=== Begin Enclosure ===

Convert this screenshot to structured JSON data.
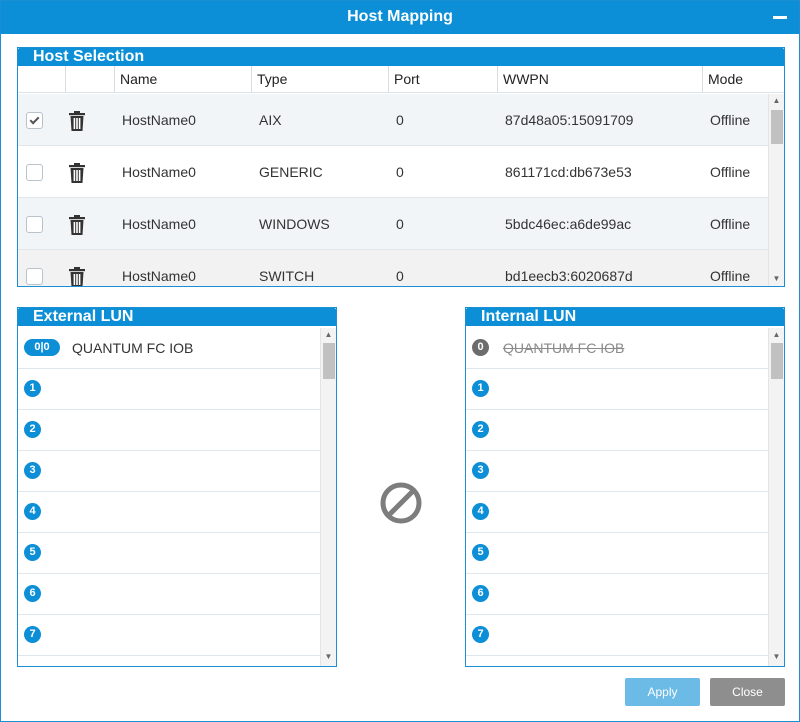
{
  "dialog": {
    "title": "Host Mapping"
  },
  "host_selection": {
    "title": "Host Selection",
    "columns": [
      "Name",
      "Type",
      "Port",
      "WWPN",
      "Mode"
    ],
    "rows": [
      {
        "checked": true,
        "name": "HostName0",
        "type": "AIX",
        "port": "0",
        "wwpn": "87d48a05:15091709",
        "mode": "Offline"
      },
      {
        "checked": false,
        "name": "HostName0",
        "type": "GENERIC",
        "port": "0",
        "wwpn": "861171cd:db673e53",
        "mode": "Offline"
      },
      {
        "checked": false,
        "name": "HostName0",
        "type": "WINDOWS",
        "port": "0",
        "wwpn": "5bdc46ec:a6de99ac",
        "mode": "Offline"
      },
      {
        "checked": false,
        "name": "HostName0",
        "type": "SWITCH",
        "port": "0",
        "wwpn": "bd1eecb3:6020687d",
        "mode": "Offline"
      }
    ]
  },
  "external_lun": {
    "title": "External LUN",
    "first_badge": "0|0",
    "first_name": "QUANTUM FC IOB",
    "numbers": [
      "1",
      "2",
      "3",
      "4",
      "5",
      "6",
      "7"
    ]
  },
  "internal_lun": {
    "title": "Internal LUN",
    "first_badge": "0",
    "first_name": "QUANTUM FC IOB",
    "numbers": [
      "1",
      "2",
      "3",
      "4",
      "5",
      "6",
      "7"
    ]
  },
  "buttons": {
    "apply": "Apply",
    "close": "Close"
  },
  "colors": {
    "accent": "#0c8fd7",
    "apply": "#6bbbe6",
    "close": "#8e8e8e",
    "disabled_badge": "#6c6c6c"
  },
  "icons": {
    "delete": "trash-icon",
    "no_mapping": "no-mapping-icon",
    "minimize": "minimize-icon"
  }
}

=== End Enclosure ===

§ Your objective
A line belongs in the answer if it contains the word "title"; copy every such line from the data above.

§ Answer below
    "title": "Host Mapping"
    "title": "Host Selection",
    "title": "External LUN",
    "title": "Internal LUN",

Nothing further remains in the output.